And as far as that special letter writing of mine goes, I sit down from time to time and write letters to each of my children and tuck them into their special "school box" as we call them. They each have a storage container where we save their school work and any fun little things they want to save for their grown up selves. When I finish writing the letter, I date it, seal it up, and tuck it amongst the schoolwork so as to hide it away. I even write to my daughter with Autism who might never understand what I wrote or even that I'm gone if she outlives me (I mention that last bit because she just started mentioning that her "dad gone work" a few months ago, and he moved out almost four years ago.). I wrote the first letter to my youngest son when he was just a baby. The crazy thing about these hidden letters is that I couldn't even tell you how many I've written or what they even say exactly! I always write them when I am overwhelmed with love, gratitude, or affection. It should be quite the read some day. I hope.

Writing letters is something that I have done throughout my life, writing to cousins in California and Texas, a pen pal in Cincinnati, Ohio, and later on to grandparents and aunts and uncles. I took a bit of a break from letter writing to others for a few years there when life was really bad. I'm happy to report that I did pick the habit back up again a year and a half ago, and I feel like I'm back to myself in that regard. It just feels good to write out those things that I want to say but don't have a natural place in time to do so. It does my heart good to more fully express myself to the people I hold dear, and I'm thankful for the opportunities that I take for it.

Since writing this, I can't remember what exactly got me thinking about those hidden letters to my children.
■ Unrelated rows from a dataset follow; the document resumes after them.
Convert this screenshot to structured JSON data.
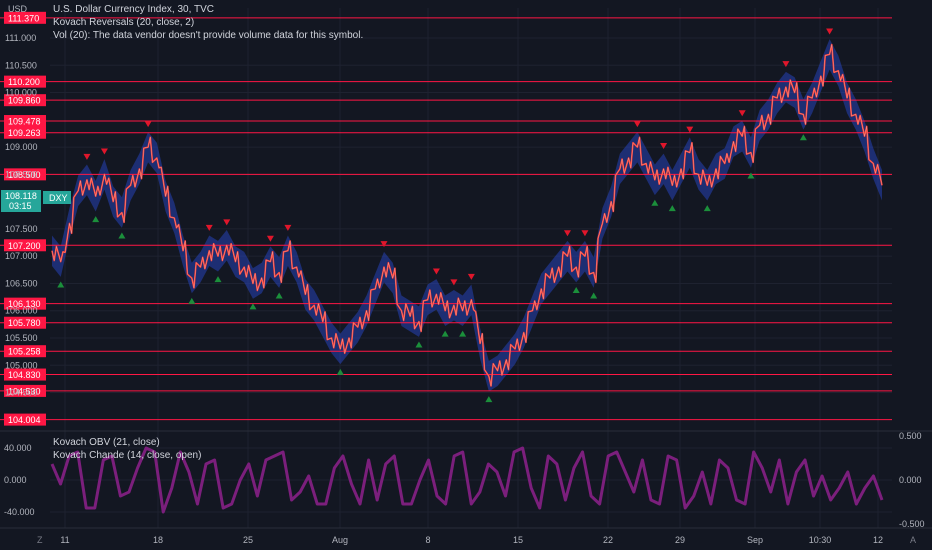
{
  "header": {
    "currency_label": "USD",
    "title": "U.S. Dollar Currency Index, 30, TVC",
    "indicator_1": "Kovach Reversals (20, close, 2)",
    "indicator_2": "Vol (20): The data vendor doesn't provide volume data for this symbol."
  },
  "price_badge": {
    "price": "108.118",
    "symbol": "DXY",
    "countdown": "03:15",
    "color": "#26a69a"
  },
  "lower_pane": {
    "indicator_1": "Kovach OBV (21, close)",
    "indicator_2": "Kovach Chande (14, close, open)"
  },
  "footer": {
    "left_icon": "Z",
    "right_icon": "A"
  },
  "colors": {
    "background": "#131722",
    "level_line": "#ff1744",
    "candle_line": "#ff3b30",
    "band": "#2b4bd6",
    "buy_marker": "#1b8f3b",
    "sell_marker": "#e0162b",
    "oscillator": "#7b1f7c"
  },
  "chart_data": [
    {
      "type": "line",
      "series": [
        {
          "values": [
            107.1,
            106.9,
            107.6,
            108.2,
            108.4,
            108.1,
            108.5,
            108.0,
            107.8,
            108.3,
            108.6,
            109.0,
            108.8,
            108.1,
            107.7,
            107.1,
            106.6,
            106.8,
            107.1,
            107.0,
            107.2,
            106.9,
            106.8,
            106.5,
            106.6,
            106.9,
            106.7,
            107.1,
            106.8,
            106.3,
            106.1,
            105.8,
            105.5,
            105.3,
            105.5,
            105.7,
            106.0,
            106.4,
            106.8,
            106.6,
            106.0,
            105.9,
            105.8,
            106.2,
            106.3,
            106.0,
            106.1,
            106.0,
            106.2,
            105.4,
            104.8,
            104.9,
            105.1,
            105.3,
            105.6,
            106.0,
            106.4,
            106.6,
            106.8,
            107.0,
            106.8,
            107.0,
            106.7,
            107.6,
            108.0,
            108.6,
            108.8,
            109.0,
            108.7,
            108.4,
            108.6,
            108.3,
            108.6,
            108.9,
            108.5,
            108.3,
            108.6,
            108.7,
            109.1,
            109.2,
            108.9,
            109.4,
            109.6,
            109.9,
            110.1,
            110.0,
            109.6,
            109.9,
            110.3,
            110.7,
            110.4,
            109.9,
            109.6,
            109.2,
            108.7,
            108.3
          ]
        }
      ],
      "y_ticks": [
        "111.000",
        "110.500",
        "110.000",
        "109.000",
        "108.500",
        "107.500",
        "107.000",
        "106.500",
        "106.000",
        "105.500",
        "105.000",
        "104.500"
      ],
      "x_ticks": [
        "11",
        "18",
        "25",
        "Aug",
        "8",
        "15",
        "22",
        "29",
        "Sep",
        "10:30",
        "12"
      ],
      "ylim": [
        103.85,
        111.55
      ],
      "horizontal_levels": [
        "111.370",
        "110.200",
        "109.860",
        "109.478",
        "109.263",
        "108.500",
        "107.200",
        "106.130",
        "105.780",
        "105.258",
        "104.830",
        "104.530",
        "104.004"
      ],
      "last_price": "108.118"
    },
    {
      "type": "line",
      "series": [
        {
          "values": [
            20,
            -5,
            30,
            35,
            -35,
            -35,
            25,
            30,
            -20,
            -15,
            15,
            40,
            35,
            -40,
            -10,
            35,
            10,
            -30,
            20,
            25,
            -35,
            -30,
            0,
            20,
            -20,
            25,
            30,
            35,
            -25,
            -15,
            5,
            -30,
            -30,
            15,
            30,
            -5,
            -30,
            25,
            -25,
            20,
            30,
            -30,
            -30,
            0,
            25,
            -20,
            -30,
            30,
            35,
            -30,
            -15,
            20,
            10,
            -20,
            35,
            40,
            -10,
            -35,
            30,
            20,
            -25,
            15,
            35,
            -20,
            -30,
            30,
            35,
            10,
            -15,
            25,
            -25,
            -30,
            30,
            25,
            -35,
            -20,
            10,
            -30,
            25,
            15,
            -25,
            -30,
            35,
            15,
            -15,
            25,
            -30,
            10,
            25,
            -20,
            5,
            -25,
            -10,
            10,
            -30,
            -10,
            5,
            -25
          ]
        }
      ],
      "y_ticks_left": [
        "40.000",
        "0.000",
        "-40.000"
      ],
      "y_ticks_right": [
        "0.500",
        "0.000",
        "-0.500"
      ],
      "ylim": [
        -55,
        55
      ]
    }
  ]
}
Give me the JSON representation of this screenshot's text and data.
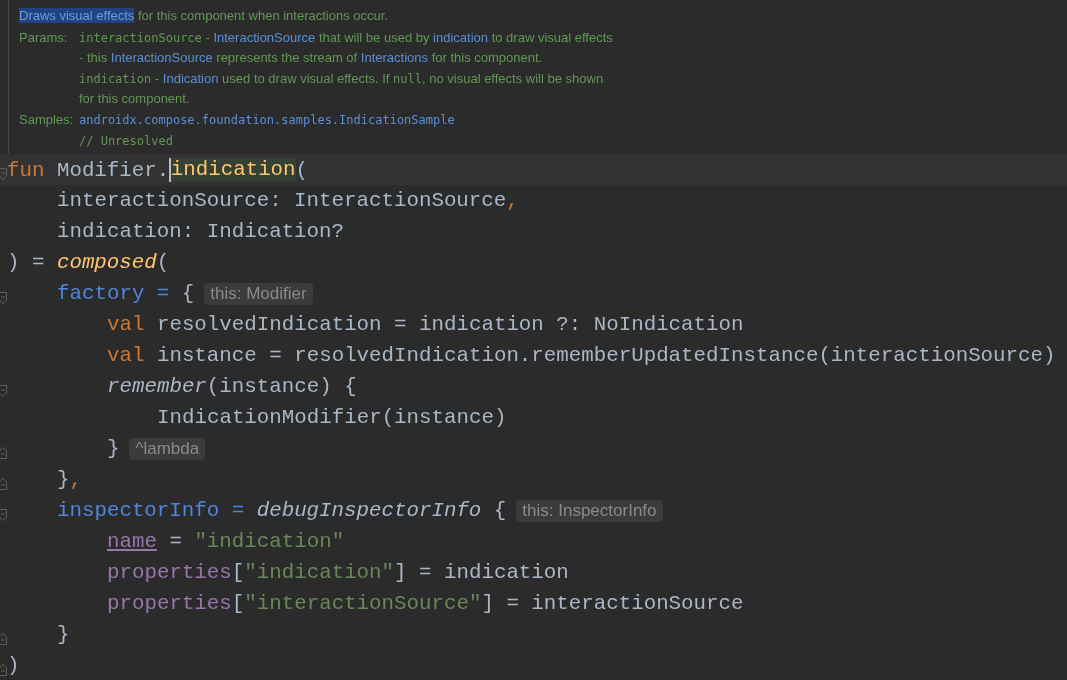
{
  "doc": {
    "description": [
      {
        "t": "Draws visual effects",
        "kind": "hl"
      },
      {
        "t": " for this component when interactions occur.",
        "kind": "text"
      }
    ],
    "sections": [
      {
        "label": "Params:",
        "lines": [
          [
            {
              "t": "interactionSource",
              "kind": "code"
            },
            {
              "t": " - ",
              "kind": "text"
            },
            {
              "t": "InteractionSource",
              "kind": "link"
            },
            {
              "t": " that will be used by ",
              "kind": "text"
            },
            {
              "t": "indication",
              "kind": "link"
            },
            {
              "t": " to draw visual effects",
              "kind": "text"
            }
          ],
          [
            {
              "t": "- this ",
              "kind": "text"
            },
            {
              "t": "InteractionSource",
              "kind": "link"
            },
            {
              "t": " represents the stream of ",
              "kind": "text"
            },
            {
              "t": "Interactions",
              "kind": "link"
            },
            {
              "t": " for this component.",
              "kind": "text"
            }
          ],
          [
            {
              "t": "indication",
              "kind": "code"
            },
            {
              "t": " - ",
              "kind": "text"
            },
            {
              "t": "Indication",
              "kind": "link"
            },
            {
              "t": " used to draw visual effects. If ",
              "kind": "text"
            },
            {
              "t": "null",
              "kind": "code"
            },
            {
              "t": ", no visual effects will be shown",
              "kind": "text"
            }
          ],
          [
            {
              "t": "for this component.",
              "kind": "text"
            }
          ]
        ]
      },
      {
        "label": "Samples:",
        "lines": [
          [
            {
              "t": "androidx.compose.foundation.samples.IndicationSample",
              "kind": "codelink"
            }
          ],
          [
            {
              "t": "// Unresolved",
              "kind": "code"
            }
          ]
        ]
      }
    ]
  },
  "code": [
    {
      "current": true,
      "fold_start": true,
      "tokens": [
        {
          "t": "fun",
          "kind": "kw"
        },
        {
          "t": " Modifier.",
          "kind": "plain"
        },
        {
          "t": "indication",
          "kind": "fn",
          "caret": true
        },
        {
          "t": "(",
          "kind": "plain"
        }
      ],
      "children": [
        {
          "tokens": [
            {
              "t": "interactionSource: InteractionSource",
              "kind": "plain"
            },
            {
              "t": ",",
              "kind": "comma"
            }
          ]
        },
        {
          "tokens": [
            {
              "t": "indication: Indication?",
              "kind": "plain"
            }
          ]
        }
      ]
    },
    {
      "tokens": [
        {
          "t": ") = ",
          "kind": "plain"
        },
        {
          "t": "composed",
          "kind": "fnit"
        },
        {
          "t": "(",
          "kind": "plain"
        }
      ],
      "children": [
        {
          "fold_start": true,
          "tokens": [
            {
              "t": "factory",
              "kind": "named"
            },
            {
              "t": " = ",
              "kind": "named"
            },
            {
              "t": "{",
              "kind": "plain"
            }
          ],
          "hint": "this: Modifier",
          "children": [
            {
              "tokens": [
                {
                  "t": "val",
                  "kind": "kw"
                },
                {
                  "t": " resolvedIndication = indication ?: NoIndication",
                  "kind": "plain"
                }
              ]
            },
            {
              "tokens": [
                {
                  "t": "val",
                  "kind": "kw"
                },
                {
                  "t": " instance = resolvedIndication.rememberUpdatedInstance(interactionSource)",
                  "kind": "plain"
                }
              ]
            },
            {
              "fold_start": true,
              "tokens": [
                {
                  "t": "remember",
                  "kind": "it"
                },
                {
                  "t": "(instance) {",
                  "kind": "plain"
                }
              ],
              "children": [
                {
                  "tokens": [
                    {
                      "t": "IndicationModifier(instance)",
                      "kind": "plain"
                    }
                  ]
                }
              ]
            },
            {
              "fold_end": true,
              "tokens": [
                {
                  "t": "}",
                  "kind": "plain"
                }
              ],
              "hint": "^lambda"
            }
          ]
        },
        {
          "fold_end": true,
          "tokens": [
            {
              "t": "}",
              "kind": "plain"
            },
            {
              "t": ",",
              "kind": "comma"
            }
          ]
        },
        {
          "fold_start": true,
          "tokens": [
            {
              "t": "inspectorInfo",
              "kind": "named"
            },
            {
              "t": " = ",
              "kind": "named"
            },
            {
              "t": "debugInspectorInfo",
              "kind": "it"
            },
            {
              "t": " {",
              "kind": "plain"
            }
          ],
          "hint": "this: InspectorInfo",
          "children": [
            {
              "tokens": [
                {
                  "t": "name",
                  "kind": "propu"
                },
                {
                  "t": " = ",
                  "kind": "plain"
                },
                {
                  "t": "\"indication\"",
                  "kind": "str"
                }
              ]
            },
            {
              "tokens": [
                {
                  "t": "properties",
                  "kind": "prop"
                },
                {
                  "t": "[",
                  "kind": "plain"
                },
                {
                  "t": "\"indication\"",
                  "kind": "str"
                },
                {
                  "t": "] = indication",
                  "kind": "plain"
                }
              ]
            },
            {
              "tokens": [
                {
                  "t": "properties",
                  "kind": "prop"
                },
                {
                  "t": "[",
                  "kind": "plain"
                },
                {
                  "t": "\"interactionSource\"",
                  "kind": "str"
                },
                {
                  "t": "] = interactionSource",
                  "kind": "plain"
                }
              ]
            }
          ]
        },
        {
          "fold_end": true,
          "tokens": [
            {
              "t": "}",
              "kind": "plain"
            }
          ]
        }
      ]
    },
    {
      "fold_end": true,
      "tokens": [
        {
          "t": ")",
          "kind": "plain"
        }
      ]
    }
  ]
}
But the thought crosses my mind to write all this now, so in case anything happens to me someone will know to tell them where I hid all the love that I could gather into words for them to hold onto until the next hug comes around in heaven. Let's all hope that time doesn't come for a good, long spell though, but it's always smart to communicate about things like this. It would be tragic if those containers were mistaken for trash and thrown out in the cleaning process.

Now, remember the letters are in those school boxes (but ssshhhh). Okay?





4 comments:

  1. What a wonderful way to share your love with your children! I miss letters and feel we've lost something very precious in our current day email, texting world. Your family is lucky to have someone like you who still writes letters.

    ReplyDelete
    Replies
    1. I really love letters. Thank you for appreciating them too!

      Delete
  2. My mother insists that I will curse her name when she's gone. She keep everything!

    ReplyDelete
    Replies
    1. She's a hoot! It will just give you a little longer to cherish her touch on the world. Trust me. :)

      Delete

Comments are always a pleasure! Thank you!